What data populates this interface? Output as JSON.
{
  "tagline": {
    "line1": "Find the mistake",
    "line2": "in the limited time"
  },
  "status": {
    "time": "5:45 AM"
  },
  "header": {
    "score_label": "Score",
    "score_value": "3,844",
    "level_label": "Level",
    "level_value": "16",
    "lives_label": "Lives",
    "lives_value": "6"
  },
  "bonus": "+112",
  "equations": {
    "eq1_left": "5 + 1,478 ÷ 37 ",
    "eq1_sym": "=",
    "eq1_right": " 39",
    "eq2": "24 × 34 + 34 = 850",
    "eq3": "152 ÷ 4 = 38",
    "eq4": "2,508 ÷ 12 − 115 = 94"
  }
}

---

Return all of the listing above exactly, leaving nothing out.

What data populates this interface? Output as JSON.
{
  "tagline": {
    "line1": "Find the mistake",
    "line2": "in the limited time"
  },
  "status": {
    "time": "5:45 AM"
  },
  "header": {
    "score_label": "Score",
    "score_value": "3,844",
    "level_label": "Level",
    "level_value": "16",
    "lives_label": "Lives",
    "lives_value": "6"
  },
  "bonus": "+112",
  "equations": {
    "eq1_left": "5 + 1,478 ÷ 37 ",
    "eq1_sym": "=",
    "eq1_right": " 39",
    "eq2": "24 × 34 + 34 = 850",
    "eq3": "152 ÷ 4 = 38",
    "eq4": "2,508 ÷ 12 − 115 = 94"
  }
}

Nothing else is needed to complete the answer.